The authors of "Marketing Metrics: The Manager's Guide to Measuring Marketing Performance, 3rd Edition" introduce their book, which will help you apply today’s most effective metrics to all your marketing investments, get accurate answers, and use them to systematically improve ROI.
"What am I selling to whom, and why will they buy?" The authors of Marketing That Works: How Entrepreneurial Marketing Can Add Sustainable Value to Any Sized Company, 2nd Edition explain that determining the answers to this seemingly simple question will have more impact on the success of your venture than anything else.
In this chapter from his book, Seven Steps to Success for Sales Managers: A Strategic Guide to Creating a Winning Sales Team Through Collaboration, Max F. Cates explains that the first step is addressing the one thing you can most influence: yourself.
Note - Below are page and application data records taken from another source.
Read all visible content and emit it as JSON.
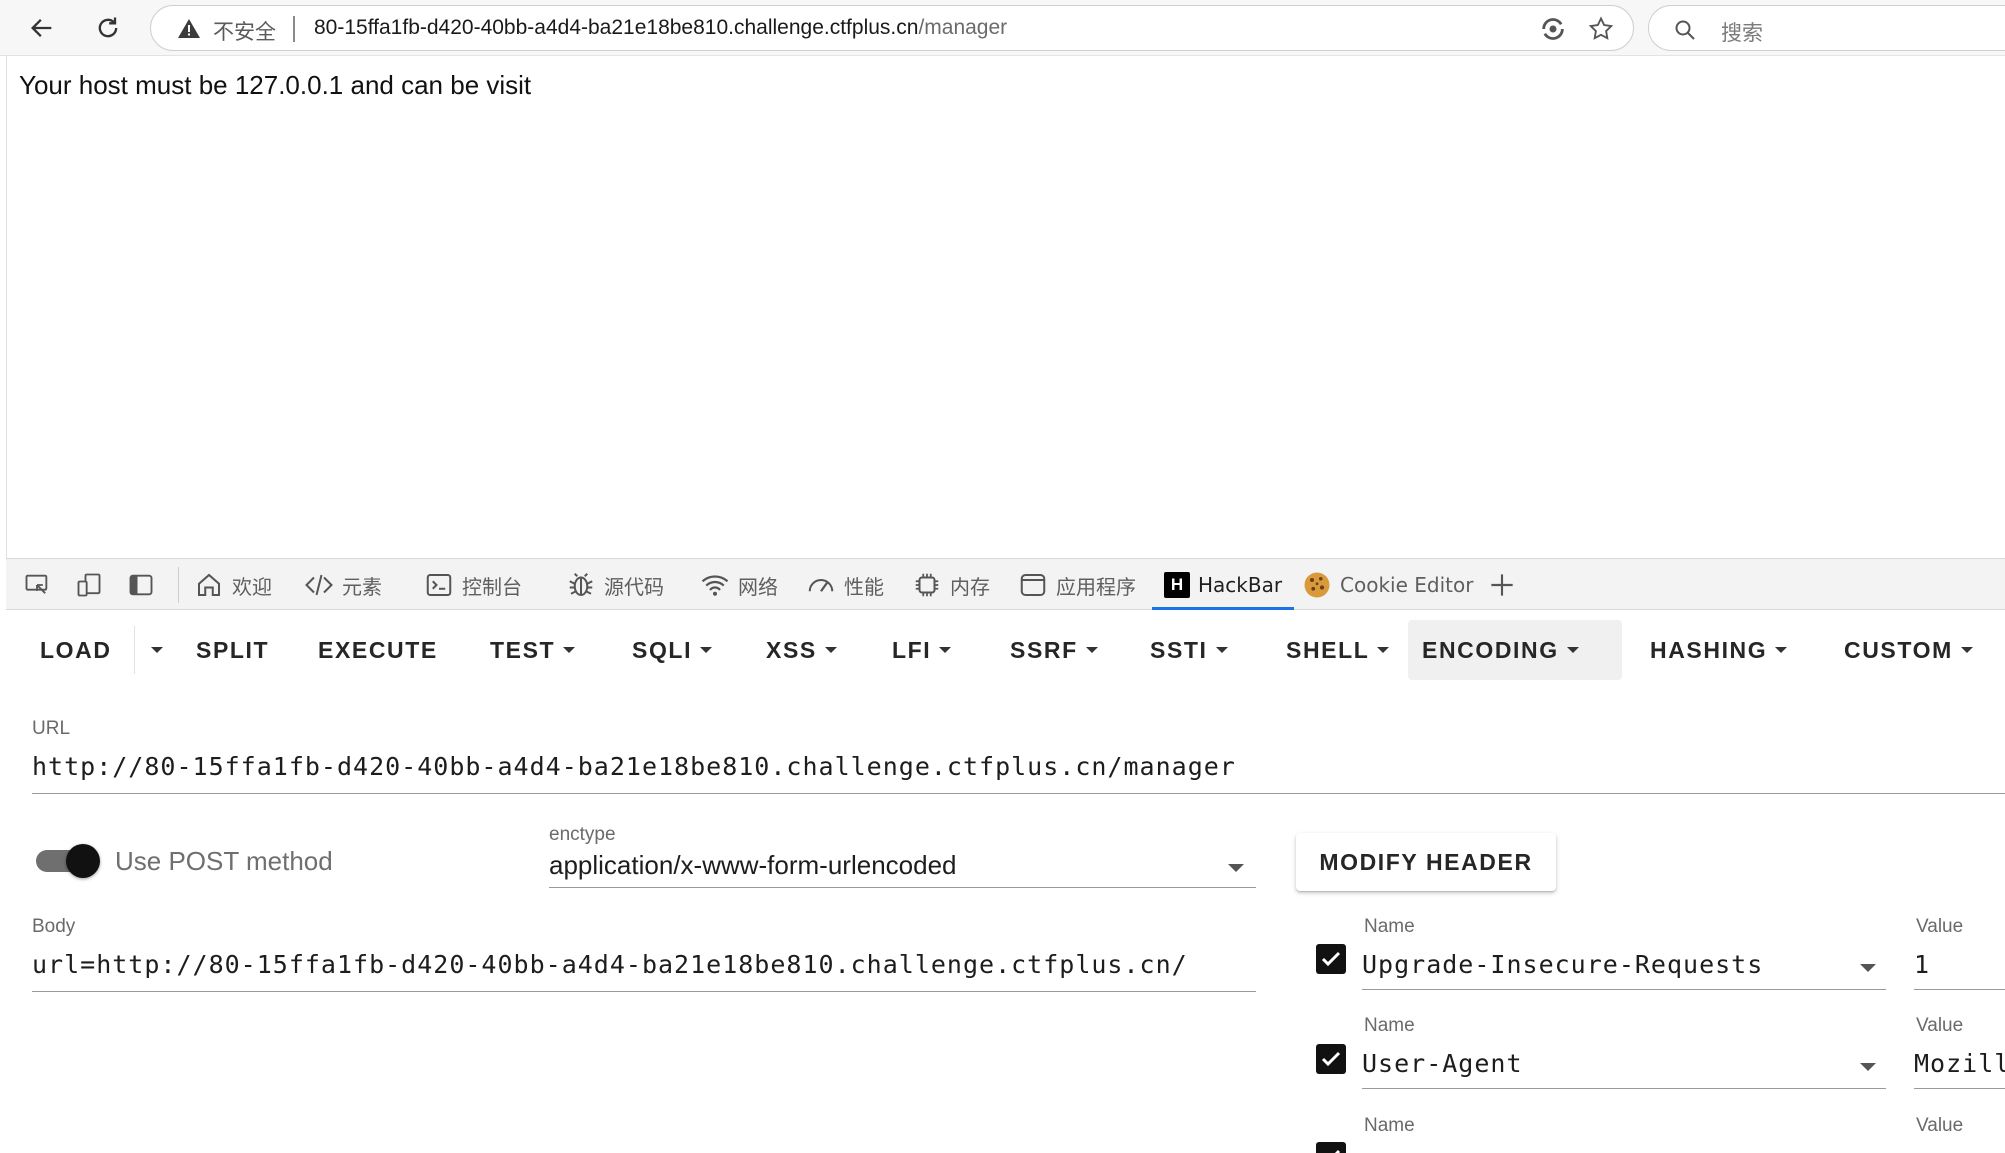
{
  "browser": {
    "security_label": "不安全",
    "url_host": "80-15ffa1fb-d420-40bb-a4d4-ba21e18be810.challenge.ctfplus.cn",
    "url_path": "/manager",
    "search_placeholder": "搜索"
  },
  "page": {
    "message": "Your host must be 127.0.0.1 and can be visit"
  },
  "devtools": {
    "tabs": [
      {
        "label": "欢迎",
        "icon": "home-icon"
      },
      {
        "label": "元素",
        "icon": "code-icon"
      },
      {
        "label": "控制台",
        "icon": "console-icon"
      },
      {
        "label": "源代码",
        "icon": "bug-icon"
      },
      {
        "label": "网络",
        "icon": "wifi-icon"
      },
      {
        "label": "性能",
        "icon": "gauge-icon"
      },
      {
        "label": "内存",
        "icon": "chip-icon"
      },
      {
        "label": "应用程序",
        "icon": "app-window-icon"
      },
      {
        "label": "HackBar",
        "icon": "hackbar-logo-icon",
        "active": true
      },
      {
        "label": "Cookie Editor",
        "icon": "cookie-icon"
      }
    ],
    "accent_color": "#1a73e8"
  },
  "hackbar": {
    "toolbar": {
      "load": "LOAD",
      "split": "SPLIT",
      "execute": "EXECUTE",
      "test": "TEST",
      "sqli": "SQLI",
      "xss": "XSS",
      "lfi": "LFI",
      "ssrf": "SSRF",
      "ssti": "SSTI",
      "shell": "SHELL",
      "encoding": "ENCODING",
      "hashing": "HASHING",
      "custom": "CUSTOM"
    },
    "url_label": "URL",
    "url_value": "http://80-15ffa1fb-d420-40bb-a4d4-ba21e18be810.challenge.ctfplus.cn/manager",
    "post_toggle_label": "Use POST method",
    "post_enabled": true,
    "enctype_label": "enctype",
    "enctype_value": "application/x-www-form-urlencoded",
    "body_label": "Body",
    "body_value": "url=http://80-15ffa1fb-d420-40bb-a4d4-ba21e18be810.challenge.ctfplus.cn/",
    "modify_header_label": "MODIFY HEADER",
    "headers": [
      {
        "name_label": "Name",
        "name": "Upgrade-Insecure-Requests",
        "value_label": "Value",
        "value": "1",
        "checked": true
      },
      {
        "name_label": "Name",
        "name": "User-Agent",
        "value_label": "Value",
        "value": "Mozill",
        "checked": true
      },
      {
        "name_label": "Name",
        "name": "",
        "value_label": "Value",
        "value": "",
        "checked": true
      }
    ]
  }
}
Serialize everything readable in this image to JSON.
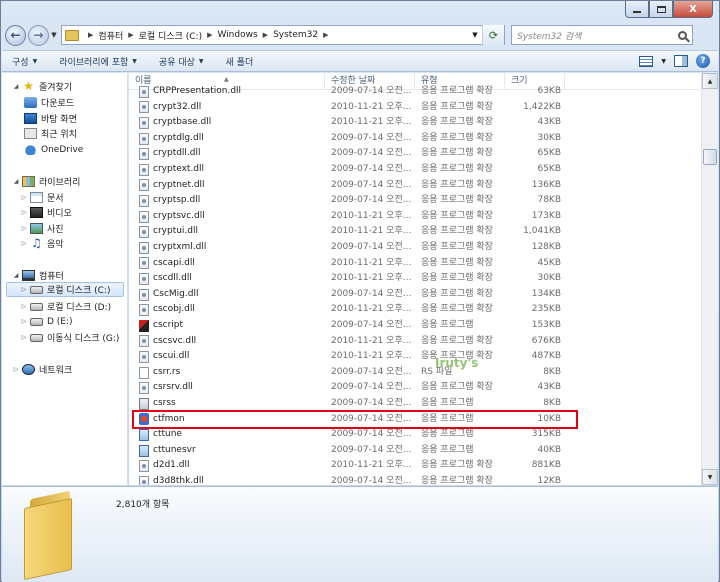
{
  "window": {
    "close_label": "X"
  },
  "address": {
    "crumbs": [
      "컴퓨터",
      "로컬 디스크 (C:)",
      "Windows",
      "System32"
    ],
    "search_placeholder": "System32 검색"
  },
  "toolbar": {
    "organize": "구성",
    "include_library": "라이브러리에 포함",
    "share": "공유 대상",
    "new_folder": "새 폴더"
  },
  "nav": {
    "favorites": "즐겨찾기",
    "downloads": "다운로드",
    "desktop": "바탕 화면",
    "recent": "최근 위치",
    "onedrive": "OneDrive",
    "libraries": "라이브러리",
    "documents": "문서",
    "videos": "비디오",
    "pictures": "사진",
    "music": "음악",
    "computer": "컴퓨터",
    "drive_c": "로컬 디스크 (C:)",
    "drive_d": "로컬 디스크 (D:)",
    "drive_e": "D (E:)",
    "drive_g": "이동식 디스크 (G:)",
    "network": "네트워크"
  },
  "columns": {
    "name": "이름",
    "date": "수정한 날짜",
    "type": "유형",
    "size": "크기"
  },
  "files": [
    {
      "name": "CRPPresentation.dll",
      "date": "2009-07-14 오전...",
      "type": "응용 프로그램 확장",
      "size": "63KB",
      "icon": "dll"
    },
    {
      "name": "crypt32.dll",
      "date": "2010-11-21 오후...",
      "type": "응용 프로그램 확장",
      "size": "1,422KB",
      "icon": "dll"
    },
    {
      "name": "cryptbase.dll",
      "date": "2010-11-21 오후...",
      "type": "응용 프로그램 확장",
      "size": "43KB",
      "icon": "dll"
    },
    {
      "name": "cryptdlg.dll",
      "date": "2009-07-14 오전...",
      "type": "응용 프로그램 확장",
      "size": "30KB",
      "icon": "dll"
    },
    {
      "name": "cryptdll.dll",
      "date": "2009-07-14 오전...",
      "type": "응용 프로그램 확장",
      "size": "65KB",
      "icon": "dll"
    },
    {
      "name": "cryptext.dll",
      "date": "2009-07-14 오전...",
      "type": "응용 프로그램 확장",
      "size": "65KB",
      "icon": "dll"
    },
    {
      "name": "cryptnet.dll",
      "date": "2009-07-14 오전...",
      "type": "응용 프로그램 확장",
      "size": "136KB",
      "icon": "dll"
    },
    {
      "name": "cryptsp.dll",
      "date": "2009-07-14 오전...",
      "type": "응용 프로그램 확장",
      "size": "78KB",
      "icon": "dll"
    },
    {
      "name": "cryptsvc.dll",
      "date": "2010-11-21 오후...",
      "type": "응용 프로그램 확장",
      "size": "173KB",
      "icon": "dll"
    },
    {
      "name": "cryptui.dll",
      "date": "2010-11-21 오후...",
      "type": "응용 프로그램 확장",
      "size": "1,041KB",
      "icon": "dll"
    },
    {
      "name": "cryptxml.dll",
      "date": "2009-07-14 오전...",
      "type": "응용 프로그램 확장",
      "size": "128KB",
      "icon": "dll"
    },
    {
      "name": "cscapi.dll",
      "date": "2010-11-21 오후...",
      "type": "응용 프로그램 확장",
      "size": "45KB",
      "icon": "dll"
    },
    {
      "name": "cscdll.dll",
      "date": "2010-11-21 오후...",
      "type": "응용 프로그램 확장",
      "size": "30KB",
      "icon": "dll"
    },
    {
      "name": "CscMig.dll",
      "date": "2009-07-14 오전...",
      "type": "응용 프로그램 확장",
      "size": "134KB",
      "icon": "dll"
    },
    {
      "name": "cscobj.dll",
      "date": "2010-11-21 오후...",
      "type": "응용 프로그램 확장",
      "size": "235KB",
      "icon": "dll"
    },
    {
      "name": "cscript",
      "date": "2009-07-14 오전...",
      "type": "응용 프로그램",
      "size": "153KB",
      "icon": "script"
    },
    {
      "name": "cscsvc.dll",
      "date": "2010-11-21 오후...",
      "type": "응용 프로그램 확장",
      "size": "676KB",
      "icon": "dll"
    },
    {
      "name": "cscui.dll",
      "date": "2010-11-21 오후...",
      "type": "응용 프로그램 확장",
      "size": "487KB",
      "icon": "dll"
    },
    {
      "name": "csrr.rs",
      "date": "2009-07-14 오전...",
      "type": "RS 파일",
      "size": "8KB",
      "icon": "rs"
    },
    {
      "name": "csrsrv.dll",
      "date": "2009-07-14 오전...",
      "type": "응용 프로그램 확장",
      "size": "43KB",
      "icon": "dll"
    },
    {
      "name": "csrss",
      "date": "2009-07-14 오전...",
      "type": "응용 프로그램",
      "size": "8KB",
      "icon": "sys"
    },
    {
      "name": "ctfmon",
      "date": "2009-07-14 오전...",
      "type": "응용 프로그램",
      "size": "10KB",
      "icon": "ctf"
    },
    {
      "name": "cttune",
      "date": "2009-07-14 오전...",
      "type": "응용 프로그램",
      "size": "315KB",
      "icon": "exe"
    },
    {
      "name": "cttunesvr",
      "date": "2009-07-14 오전...",
      "type": "응용 프로그램",
      "size": "40KB",
      "icon": "exe"
    },
    {
      "name": "d2d1.dll",
      "date": "2010-11-21 오후...",
      "type": "응용 프로그램 확장",
      "size": "881KB",
      "icon": "dll"
    },
    {
      "name": "d3d8thk.dll",
      "date": "2009-07-14 오전...",
      "type": "응용 프로그램 확장",
      "size": "12KB",
      "icon": "dll"
    }
  ],
  "highlighted_file": "ctfmon",
  "details": {
    "item_count": "2,810개 항목"
  },
  "watermark": "Iruty's",
  "colors": {
    "highlight": "#e0001a",
    "selection": "#d5e6fa"
  }
}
You wouldn’t think of starting a sales campaign without goals, objectives, procedures, ground rules, and training. The same applies to self-management.
In this introduction to his book, The Future of Marketing: Strategies from 15 Leading Brands on How Authenticity, Relevance, and Transparency Will Help You Survive the Age of the Customer, Nicholas Johnson explains that by focusing on authenticity, relevance, transparency, and taking responsibility for experience, insight, and agility, marketers not only can survive in an era of radically heightened customer expectation, but also thrive. Now more than ever, marketing is about customer relationships, customer understanding, and ways to deliver customer value.
We used to distinguish between form and function, but in today’s design economy form is function.
What is reality? Marketers and consumers coexist in a complicated, two-way relationship. It’s often hard to tell where marketing efforts leave off and “the real world” begins. One result of these blurred boundaries is that we are no longer sure where the line that separates this fabricated world from reality begins and ends. Will consumers pay to live in a brand-free environment?
Computer mediated environments like Second Life are not only a new marketing opportunity for corporations, but also a new horizon for educators, policymakers, and non-profits. Do the promises of these virtual worlds outweigh the pitfalls?